■ YOUR ASSIGNMENT
Please print all of the entries, matching them exactly.

■ INPUT DATA
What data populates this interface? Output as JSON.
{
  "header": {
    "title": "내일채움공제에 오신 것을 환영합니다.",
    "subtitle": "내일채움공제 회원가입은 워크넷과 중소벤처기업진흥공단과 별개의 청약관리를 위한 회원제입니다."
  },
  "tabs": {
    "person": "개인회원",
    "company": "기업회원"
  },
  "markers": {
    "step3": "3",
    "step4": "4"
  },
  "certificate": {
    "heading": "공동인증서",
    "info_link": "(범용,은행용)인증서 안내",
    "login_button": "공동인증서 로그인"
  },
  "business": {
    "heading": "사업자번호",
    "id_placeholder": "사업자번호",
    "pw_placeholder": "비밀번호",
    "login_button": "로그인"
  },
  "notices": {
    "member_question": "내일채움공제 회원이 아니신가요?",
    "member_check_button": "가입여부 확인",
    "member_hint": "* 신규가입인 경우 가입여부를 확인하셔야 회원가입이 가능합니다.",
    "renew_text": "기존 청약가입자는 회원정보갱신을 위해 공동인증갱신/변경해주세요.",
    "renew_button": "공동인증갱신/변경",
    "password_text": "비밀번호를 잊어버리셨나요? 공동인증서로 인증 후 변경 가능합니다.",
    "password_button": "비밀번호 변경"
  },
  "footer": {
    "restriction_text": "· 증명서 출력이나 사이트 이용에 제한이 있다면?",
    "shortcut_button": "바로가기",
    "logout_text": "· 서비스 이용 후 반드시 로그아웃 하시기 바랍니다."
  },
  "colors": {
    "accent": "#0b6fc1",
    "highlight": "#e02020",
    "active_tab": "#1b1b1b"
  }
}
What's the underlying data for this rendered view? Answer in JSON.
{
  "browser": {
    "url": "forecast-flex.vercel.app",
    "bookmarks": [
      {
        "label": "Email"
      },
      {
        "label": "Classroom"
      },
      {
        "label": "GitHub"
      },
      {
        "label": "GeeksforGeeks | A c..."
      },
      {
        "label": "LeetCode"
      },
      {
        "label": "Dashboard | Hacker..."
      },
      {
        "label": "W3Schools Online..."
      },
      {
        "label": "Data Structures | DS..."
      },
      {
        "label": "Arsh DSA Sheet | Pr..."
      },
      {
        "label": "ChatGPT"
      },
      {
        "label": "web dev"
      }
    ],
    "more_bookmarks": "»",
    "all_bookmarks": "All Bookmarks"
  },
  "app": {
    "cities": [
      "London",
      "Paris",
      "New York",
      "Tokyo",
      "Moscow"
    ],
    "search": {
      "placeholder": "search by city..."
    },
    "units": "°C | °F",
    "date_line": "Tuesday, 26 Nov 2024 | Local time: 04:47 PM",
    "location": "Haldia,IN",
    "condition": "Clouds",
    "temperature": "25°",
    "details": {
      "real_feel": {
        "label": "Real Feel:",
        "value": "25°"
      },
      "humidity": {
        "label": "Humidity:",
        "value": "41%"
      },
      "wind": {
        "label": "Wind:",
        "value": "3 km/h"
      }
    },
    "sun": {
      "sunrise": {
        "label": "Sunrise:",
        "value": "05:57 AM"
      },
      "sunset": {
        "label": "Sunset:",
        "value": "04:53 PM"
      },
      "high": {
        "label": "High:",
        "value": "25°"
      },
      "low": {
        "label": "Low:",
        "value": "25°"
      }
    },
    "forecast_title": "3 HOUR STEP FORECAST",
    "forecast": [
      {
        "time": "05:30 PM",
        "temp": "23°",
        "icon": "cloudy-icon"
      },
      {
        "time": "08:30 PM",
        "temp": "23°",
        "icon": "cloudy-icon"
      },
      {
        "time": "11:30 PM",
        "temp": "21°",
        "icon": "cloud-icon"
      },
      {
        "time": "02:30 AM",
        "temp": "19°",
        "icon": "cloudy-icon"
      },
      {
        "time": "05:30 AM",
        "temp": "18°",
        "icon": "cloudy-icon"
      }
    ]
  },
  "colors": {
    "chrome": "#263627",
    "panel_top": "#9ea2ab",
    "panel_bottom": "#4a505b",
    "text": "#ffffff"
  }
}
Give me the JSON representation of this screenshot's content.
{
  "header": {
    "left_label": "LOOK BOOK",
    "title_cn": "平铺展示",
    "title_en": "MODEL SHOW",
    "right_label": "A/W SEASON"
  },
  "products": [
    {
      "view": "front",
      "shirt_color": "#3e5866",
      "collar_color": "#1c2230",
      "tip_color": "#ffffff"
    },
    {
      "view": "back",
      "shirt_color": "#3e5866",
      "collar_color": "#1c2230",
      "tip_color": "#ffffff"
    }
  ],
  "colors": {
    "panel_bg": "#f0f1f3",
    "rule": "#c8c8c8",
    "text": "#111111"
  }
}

■ COMPLETED TASK
What data populates this interface? Output as JSON.
{
  "header": {
    "title": "내일채움공제에 오신 것을 환영합니다.",
    "subtitle": "내일채움공제 회원가입은 워크넷과 중소벤처기업진흥공단과 별개의 청약관리를 위한 회원제입니다."
  },
  "tabs": {
    "person": "개인회원",
    "company": "기업회원"
  },
  "markers": {
    "step3": "3",
    "step4": "4"
  },
  "certificate": {
    "heading": "공동인증서",
    "info_link": "(범용,은행용)인증서 안내",
    "login_button": "공동인증서 로그인"
  },
  "business": {
    "heading": "사업자번호",
    "id_placeholder": "사업자번호",
    "pw_placeholder": "비밀번호",
    "login_button": "로그인"
  },
  "notices": {
    "member_question": "내일채움공제 회원이 아니신가요?",
    "member_check_button": "가입여부 확인",
    "member_hint": "* 신규가입인 경우 가입여부를 확인하셔야 회원가입이 가능합니다.",
    "renew_text": "기존 청약가입자는 회원정보갱신을 위해 공동인증갱신/변경해주세요.",
    "renew_button": "공동인증갱신/변경",
    "password_text": "비밀번호를 잊어버리셨나요? 공동인증서로 인증 후 변경 가능합니다.",
    "password_button": "비밀번호 변경"
  },
  "footer": {
    "restriction_text": "· 증명서 출력이나 사이트 이용에 제한이 있다면?",
    "shortcut_button": "바로가기",
    "logout_text": "· 서비스 이용 후 반드시 로그아웃 하시기 바랍니다."
  },
  "colors": {
    "accent": "#0b6fc1",
    "highlight": "#e02020",
    "active_tab": "#1b1b1b"
  }
}
What's the underlying data for this rendered view? Answer in JSON.
{
  "browser": {
    "url": "forecast-flex.vercel.app",
    "bookmarks": [
      {
        "label": "Email"
      },
      {
        "label": "Classroom"
      },
      {
        "label": "GitHub"
      },
      {
        "label": "GeeksforGeeks | A c..."
      },
      {
        "label": "LeetCode"
      },
      {
        "label": "Dashboard | Hacker..."
      },
      {
        "label": "W3Schools Online..."
      },
      {
        "label": "Data Structures | DS..."
      },
      {
        "label": "Arsh DSA Sheet | Pr..."
      },
      {
        "label": "ChatGPT"
      },
      {
        "label": "web dev"
      }
    ],
    "more_bookmarks": "»",
    "all_bookmarks": "All Bookmarks"
  },
  "app": {
    "cities": [
      "London",
      "Paris",
      "New York",
      "Tokyo",
      "Moscow"
    ],
    "search": {
      "placeholder": "search by city..."
    },
    "units": "°C | °F",
    "date_line": "Tuesday, 26 Nov 2024 | Local time: 04:47 PM",
    "location": "Haldia,IN",
    "condition": "Clouds",
    "temperature": "25°",
    "details": {
      "real_feel": {
        "label": "Real Feel:",
        "value": "25°"
      },
      "humidity": {
        "label": "Humidity:",
        "value": "41%"
      },
      "wind": {
        "label": "Wind:",
        "value": "3 km/h"
      }
    },
    "sun": {
      "sunrise": {
        "label": "Sunrise:",
        "value": "05:57 AM"
      },
      "sunset": {
        "label": "Sunset:",
        "value": "04:53 PM"
      },
      "high": {
        "label": "High:",
        "value": "25°"
      },
      "low": {
        "label": "Low:",
        "value": "25°"
      }
    },
    "forecast_title": "3 HOUR STEP FORECAST",
    "forecast": [
      {
        "time": "05:30 PM",
        "temp": "23°",
        "icon": "cloudy-icon"
      },
      {
        "time": "08:30 PM",
        "temp": "23°",
        "icon": "cloudy-icon"
      },
      {
        "time": "11:30 PM",
        "temp": "21°",
        "icon": "cloud-icon"
      },
      {
        "time": "02:30 AM",
        "temp": "19°",
        "icon": "cloudy-icon"
      },
      {
        "time": "05:30 AM",
        "temp": "18°",
        "icon": "cloudy-icon"
      }
    ]
  },
  "colors": {
    "chrome": "#263627",
    "panel_top": "#9ea2ab",
    "panel_bottom": "#4a505b",
    "text": "#ffffff"
  }
}
Give me the JSON representation of this screenshot's content.
{
  "header": {
    "left_label": "LOOK BOOK",
    "title_cn": "平铺展示",
    "title_en": "MODEL SHOW",
    "right_label": "A/W SEASON"
  },
  "products": [
    {
      "view": "front",
      "shirt_color": "#3e5866",
      "collar_color": "#1c2230",
      "tip_color": "#ffffff"
    },
    {
      "view": "back",
      "shirt_color": "#3e5866",
      "collar_color": "#1c2230",
      "tip_color": "#ffffff"
    }
  ],
  "colors": {
    "panel_bg": "#f0f1f3",
    "rule": "#c8c8c8",
    "text": "#111111"
  }
}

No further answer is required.